Civil Procedure > Civil Procedure Keyed to Cound > The Development Of Modern Procedure
Gordon v. Harper
Citation. 101 ER 828, Volume 101
Law Students: Don’t know your Studybuddy Pro login? Register here
View this case and other resources at:
Brief Fact Summary.
Plaintiff sued Defendant in trover for furniture. Plaintiff leased a house to A with the furniture in question in the house. Defendant, the sheriff, seized the goods and then sold them in an executed judgment against B, who had previously sold the goods to Plaintiff prior to Plaintiff leasing the house.
Synopsis of Rule of Law.
In order to maintain an action in trover, the party must actually have a present right to possess the property in question.
Plaintiff leased a house to A with furniture in the house. While A was in possession of the house, Defendant seized the furniture from the house based on an executed judgment against B. B had previously sold Plaintiff the furniture prior to Plaintiff leasing the house to A. Plaintiff sued Defendant, the sheriff for the furniture in trover.
Can Plaintiff sue for trover of the goods even though he does not have a present interest in the property and right to possession?
No. Postea (Judgment rendered for) Defendant. Chief Judge Lord Kenyon: Plaintiff, as landlord, does not have an interest in the property and therefore cannot recover the value of the property or the property itself. This would lead to a situation that if the property was seized due to a judgment against the tenant, the landlord could recover the property, which would leave the creditor with nothing. Judge Ashhurst: In order to maintain trover, the plaintiff must have a right of property and a right of possession in the goods sought. Judge Grose: Plaintiff had no authority to recover the property because he had no right of possession. Judge Lawrence: If the seizure by the sheriff determined that the tenant’s interest terminated and reverted to the landlord, then the landlord may have an action in trover. This did not occur in the case in question. The tenant may maintain an action in trespass against the “wrong-doer.”

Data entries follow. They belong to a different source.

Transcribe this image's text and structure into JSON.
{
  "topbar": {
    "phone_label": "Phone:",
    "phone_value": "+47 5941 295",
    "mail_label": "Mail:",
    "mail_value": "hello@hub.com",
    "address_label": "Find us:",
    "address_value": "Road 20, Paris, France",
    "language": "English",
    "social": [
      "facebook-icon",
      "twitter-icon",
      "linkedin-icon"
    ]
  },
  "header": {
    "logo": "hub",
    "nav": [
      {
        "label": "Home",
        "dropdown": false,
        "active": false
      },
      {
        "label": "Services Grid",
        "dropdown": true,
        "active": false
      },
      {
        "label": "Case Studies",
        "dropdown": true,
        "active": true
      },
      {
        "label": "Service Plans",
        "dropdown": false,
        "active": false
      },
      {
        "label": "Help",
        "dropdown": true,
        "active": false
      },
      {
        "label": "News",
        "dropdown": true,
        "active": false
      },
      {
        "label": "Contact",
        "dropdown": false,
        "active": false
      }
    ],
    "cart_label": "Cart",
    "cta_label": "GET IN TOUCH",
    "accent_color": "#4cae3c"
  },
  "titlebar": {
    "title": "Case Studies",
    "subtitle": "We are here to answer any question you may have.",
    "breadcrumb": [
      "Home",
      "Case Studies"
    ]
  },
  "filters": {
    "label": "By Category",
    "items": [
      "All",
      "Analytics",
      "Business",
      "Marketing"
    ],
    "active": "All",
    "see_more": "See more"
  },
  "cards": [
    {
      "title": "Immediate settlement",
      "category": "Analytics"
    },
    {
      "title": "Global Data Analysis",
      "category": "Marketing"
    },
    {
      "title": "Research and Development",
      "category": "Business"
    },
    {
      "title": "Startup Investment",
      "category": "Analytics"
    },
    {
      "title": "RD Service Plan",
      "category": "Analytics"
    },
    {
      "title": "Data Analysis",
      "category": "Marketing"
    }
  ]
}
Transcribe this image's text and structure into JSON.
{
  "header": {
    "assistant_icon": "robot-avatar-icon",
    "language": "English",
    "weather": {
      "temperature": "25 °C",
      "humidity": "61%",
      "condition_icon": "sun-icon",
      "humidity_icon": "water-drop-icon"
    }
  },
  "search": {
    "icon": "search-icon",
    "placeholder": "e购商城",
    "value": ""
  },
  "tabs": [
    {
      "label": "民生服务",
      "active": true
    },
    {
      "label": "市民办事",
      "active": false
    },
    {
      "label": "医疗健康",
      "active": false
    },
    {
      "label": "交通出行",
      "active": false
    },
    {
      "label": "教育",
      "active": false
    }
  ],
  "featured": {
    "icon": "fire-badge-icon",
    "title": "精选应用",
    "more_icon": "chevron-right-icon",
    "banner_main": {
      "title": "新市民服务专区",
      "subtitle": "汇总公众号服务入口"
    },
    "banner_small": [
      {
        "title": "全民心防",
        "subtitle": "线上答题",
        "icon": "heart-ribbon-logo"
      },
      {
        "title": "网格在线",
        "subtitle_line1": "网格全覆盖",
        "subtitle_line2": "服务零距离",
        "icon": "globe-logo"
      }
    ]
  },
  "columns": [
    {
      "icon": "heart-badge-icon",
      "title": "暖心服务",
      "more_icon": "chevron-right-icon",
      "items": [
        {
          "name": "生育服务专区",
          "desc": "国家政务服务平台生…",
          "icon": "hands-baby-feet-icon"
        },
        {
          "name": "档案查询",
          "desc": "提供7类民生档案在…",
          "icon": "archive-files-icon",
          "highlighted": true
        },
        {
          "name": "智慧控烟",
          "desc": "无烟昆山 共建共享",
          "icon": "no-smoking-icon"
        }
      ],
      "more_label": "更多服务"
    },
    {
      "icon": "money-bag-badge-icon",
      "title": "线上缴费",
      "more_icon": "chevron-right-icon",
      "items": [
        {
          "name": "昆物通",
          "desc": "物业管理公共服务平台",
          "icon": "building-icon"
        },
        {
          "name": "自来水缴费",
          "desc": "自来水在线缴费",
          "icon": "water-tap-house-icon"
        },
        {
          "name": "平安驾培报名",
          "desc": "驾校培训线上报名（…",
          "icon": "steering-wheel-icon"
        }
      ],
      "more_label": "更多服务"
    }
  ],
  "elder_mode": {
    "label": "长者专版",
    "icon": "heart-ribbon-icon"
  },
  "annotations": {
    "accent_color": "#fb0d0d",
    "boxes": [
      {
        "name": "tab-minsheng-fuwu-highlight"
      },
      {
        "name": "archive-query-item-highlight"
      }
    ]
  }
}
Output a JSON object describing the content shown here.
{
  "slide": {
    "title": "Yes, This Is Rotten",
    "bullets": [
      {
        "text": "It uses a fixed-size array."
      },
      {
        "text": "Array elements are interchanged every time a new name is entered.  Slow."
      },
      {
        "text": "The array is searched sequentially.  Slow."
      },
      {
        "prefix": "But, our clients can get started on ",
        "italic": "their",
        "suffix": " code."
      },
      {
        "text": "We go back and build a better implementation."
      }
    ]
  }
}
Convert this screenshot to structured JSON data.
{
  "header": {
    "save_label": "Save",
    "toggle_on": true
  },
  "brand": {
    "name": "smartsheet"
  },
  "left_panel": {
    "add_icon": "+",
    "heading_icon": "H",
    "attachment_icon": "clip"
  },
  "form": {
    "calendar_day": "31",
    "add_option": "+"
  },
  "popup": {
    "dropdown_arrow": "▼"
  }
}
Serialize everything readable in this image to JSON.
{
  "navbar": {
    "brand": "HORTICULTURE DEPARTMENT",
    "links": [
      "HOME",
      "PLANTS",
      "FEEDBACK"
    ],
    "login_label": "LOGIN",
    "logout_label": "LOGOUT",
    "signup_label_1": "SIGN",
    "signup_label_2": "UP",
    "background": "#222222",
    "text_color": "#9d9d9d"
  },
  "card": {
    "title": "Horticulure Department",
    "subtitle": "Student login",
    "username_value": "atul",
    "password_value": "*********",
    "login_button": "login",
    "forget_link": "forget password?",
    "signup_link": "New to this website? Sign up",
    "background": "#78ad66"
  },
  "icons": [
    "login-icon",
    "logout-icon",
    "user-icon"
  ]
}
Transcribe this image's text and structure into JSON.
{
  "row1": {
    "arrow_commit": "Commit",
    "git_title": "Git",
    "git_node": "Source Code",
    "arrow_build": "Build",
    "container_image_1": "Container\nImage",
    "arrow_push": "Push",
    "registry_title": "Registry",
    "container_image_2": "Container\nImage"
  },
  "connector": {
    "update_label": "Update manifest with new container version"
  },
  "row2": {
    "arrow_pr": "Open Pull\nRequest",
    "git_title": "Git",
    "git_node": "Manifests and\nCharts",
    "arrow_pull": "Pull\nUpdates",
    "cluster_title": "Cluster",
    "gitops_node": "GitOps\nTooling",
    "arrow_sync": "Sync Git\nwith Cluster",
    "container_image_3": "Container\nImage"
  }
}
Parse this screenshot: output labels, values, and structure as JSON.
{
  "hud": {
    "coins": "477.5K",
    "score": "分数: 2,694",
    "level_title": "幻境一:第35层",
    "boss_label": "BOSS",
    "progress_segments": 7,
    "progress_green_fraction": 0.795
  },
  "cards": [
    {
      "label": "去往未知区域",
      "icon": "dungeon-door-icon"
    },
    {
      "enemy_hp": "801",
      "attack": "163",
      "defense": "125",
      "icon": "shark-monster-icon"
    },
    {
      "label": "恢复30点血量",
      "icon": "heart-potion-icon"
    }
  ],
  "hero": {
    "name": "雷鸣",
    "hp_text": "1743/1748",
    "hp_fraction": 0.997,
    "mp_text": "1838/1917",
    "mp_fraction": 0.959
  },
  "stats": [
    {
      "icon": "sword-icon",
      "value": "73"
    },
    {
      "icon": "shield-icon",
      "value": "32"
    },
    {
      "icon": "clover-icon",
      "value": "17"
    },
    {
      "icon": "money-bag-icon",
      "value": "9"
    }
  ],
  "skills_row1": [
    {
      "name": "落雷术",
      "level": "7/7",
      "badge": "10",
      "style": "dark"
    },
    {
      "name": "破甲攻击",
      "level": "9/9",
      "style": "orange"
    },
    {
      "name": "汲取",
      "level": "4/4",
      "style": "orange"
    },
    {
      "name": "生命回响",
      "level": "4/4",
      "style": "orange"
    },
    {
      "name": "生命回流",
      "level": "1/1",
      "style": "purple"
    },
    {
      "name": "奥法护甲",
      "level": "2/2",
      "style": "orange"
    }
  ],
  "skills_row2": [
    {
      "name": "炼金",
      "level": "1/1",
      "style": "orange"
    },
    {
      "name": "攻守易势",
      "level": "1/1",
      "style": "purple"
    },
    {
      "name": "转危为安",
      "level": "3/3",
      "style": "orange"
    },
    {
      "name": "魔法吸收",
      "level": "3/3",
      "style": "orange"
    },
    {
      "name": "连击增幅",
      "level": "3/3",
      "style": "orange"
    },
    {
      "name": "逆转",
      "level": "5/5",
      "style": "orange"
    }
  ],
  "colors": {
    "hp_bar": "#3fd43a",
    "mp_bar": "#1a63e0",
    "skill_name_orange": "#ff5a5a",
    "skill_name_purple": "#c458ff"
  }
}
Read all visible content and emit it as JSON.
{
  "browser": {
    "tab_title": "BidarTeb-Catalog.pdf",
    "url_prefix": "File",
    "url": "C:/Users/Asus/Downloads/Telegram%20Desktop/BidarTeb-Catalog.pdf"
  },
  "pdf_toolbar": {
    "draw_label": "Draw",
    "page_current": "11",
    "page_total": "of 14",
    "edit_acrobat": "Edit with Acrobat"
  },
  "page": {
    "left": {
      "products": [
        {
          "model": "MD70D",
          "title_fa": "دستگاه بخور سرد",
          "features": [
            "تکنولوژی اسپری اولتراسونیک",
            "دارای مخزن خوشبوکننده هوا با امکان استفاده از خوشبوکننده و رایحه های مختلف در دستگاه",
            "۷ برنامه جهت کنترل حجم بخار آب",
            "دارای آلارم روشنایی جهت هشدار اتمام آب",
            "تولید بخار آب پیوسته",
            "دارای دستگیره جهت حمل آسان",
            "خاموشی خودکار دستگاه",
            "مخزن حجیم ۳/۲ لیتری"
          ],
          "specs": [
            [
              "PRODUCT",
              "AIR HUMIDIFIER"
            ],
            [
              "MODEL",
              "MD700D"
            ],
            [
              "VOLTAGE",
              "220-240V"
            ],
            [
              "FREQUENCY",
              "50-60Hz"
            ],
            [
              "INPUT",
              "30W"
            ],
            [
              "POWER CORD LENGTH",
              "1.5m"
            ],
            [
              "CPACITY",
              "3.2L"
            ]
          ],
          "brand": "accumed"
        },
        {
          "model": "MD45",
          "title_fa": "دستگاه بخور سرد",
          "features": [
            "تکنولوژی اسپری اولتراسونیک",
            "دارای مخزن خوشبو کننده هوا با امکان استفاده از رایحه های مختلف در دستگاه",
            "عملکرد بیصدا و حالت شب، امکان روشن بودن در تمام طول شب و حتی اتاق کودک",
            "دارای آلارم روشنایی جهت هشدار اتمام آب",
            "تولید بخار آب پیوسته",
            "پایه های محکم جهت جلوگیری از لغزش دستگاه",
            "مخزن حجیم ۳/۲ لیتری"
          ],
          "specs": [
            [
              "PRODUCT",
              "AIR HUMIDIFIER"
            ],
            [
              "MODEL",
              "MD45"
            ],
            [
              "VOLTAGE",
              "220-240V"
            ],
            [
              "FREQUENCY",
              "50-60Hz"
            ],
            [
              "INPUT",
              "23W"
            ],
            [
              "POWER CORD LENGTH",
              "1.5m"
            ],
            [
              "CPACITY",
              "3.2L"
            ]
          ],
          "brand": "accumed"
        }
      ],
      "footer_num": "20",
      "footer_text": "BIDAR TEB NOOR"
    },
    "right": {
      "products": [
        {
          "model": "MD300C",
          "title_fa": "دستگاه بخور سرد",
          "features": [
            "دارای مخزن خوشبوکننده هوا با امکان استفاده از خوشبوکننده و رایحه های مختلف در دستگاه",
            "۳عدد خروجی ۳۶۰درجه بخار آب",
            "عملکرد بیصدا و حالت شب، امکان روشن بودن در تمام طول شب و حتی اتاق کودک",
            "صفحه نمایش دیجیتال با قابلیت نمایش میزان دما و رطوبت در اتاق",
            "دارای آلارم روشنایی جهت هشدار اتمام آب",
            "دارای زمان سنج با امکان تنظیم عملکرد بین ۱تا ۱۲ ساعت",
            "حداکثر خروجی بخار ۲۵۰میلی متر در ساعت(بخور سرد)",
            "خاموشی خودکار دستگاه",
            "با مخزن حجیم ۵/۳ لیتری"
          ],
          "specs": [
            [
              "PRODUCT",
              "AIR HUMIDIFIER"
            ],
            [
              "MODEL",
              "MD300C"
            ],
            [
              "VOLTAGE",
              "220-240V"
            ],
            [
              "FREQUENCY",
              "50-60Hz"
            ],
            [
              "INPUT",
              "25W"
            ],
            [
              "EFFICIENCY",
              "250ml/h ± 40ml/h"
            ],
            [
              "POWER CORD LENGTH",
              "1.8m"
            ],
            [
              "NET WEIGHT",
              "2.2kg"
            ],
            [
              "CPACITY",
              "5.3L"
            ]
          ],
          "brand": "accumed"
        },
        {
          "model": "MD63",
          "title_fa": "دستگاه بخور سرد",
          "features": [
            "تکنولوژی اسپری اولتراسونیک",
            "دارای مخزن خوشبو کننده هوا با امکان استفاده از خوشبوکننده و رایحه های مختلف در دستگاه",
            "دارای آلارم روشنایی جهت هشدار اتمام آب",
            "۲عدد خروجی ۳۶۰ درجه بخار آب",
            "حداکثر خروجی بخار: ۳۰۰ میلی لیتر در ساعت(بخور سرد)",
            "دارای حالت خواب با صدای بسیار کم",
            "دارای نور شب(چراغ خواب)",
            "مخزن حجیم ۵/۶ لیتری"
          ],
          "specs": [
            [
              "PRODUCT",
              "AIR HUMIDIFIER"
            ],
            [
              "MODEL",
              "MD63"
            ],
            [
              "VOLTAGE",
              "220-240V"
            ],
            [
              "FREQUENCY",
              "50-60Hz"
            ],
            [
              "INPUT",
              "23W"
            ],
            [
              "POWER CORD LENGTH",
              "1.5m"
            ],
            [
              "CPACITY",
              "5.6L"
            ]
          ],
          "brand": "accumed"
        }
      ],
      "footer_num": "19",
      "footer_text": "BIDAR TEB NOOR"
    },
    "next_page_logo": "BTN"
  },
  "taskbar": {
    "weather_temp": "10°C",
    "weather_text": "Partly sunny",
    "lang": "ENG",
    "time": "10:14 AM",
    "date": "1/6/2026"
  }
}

This case illustrates that in order to recover personal property, the plaintiff must plead that he/she has a present right to the property in question. In addition, the different opinions show how the landlord may obtain such a present right to the property.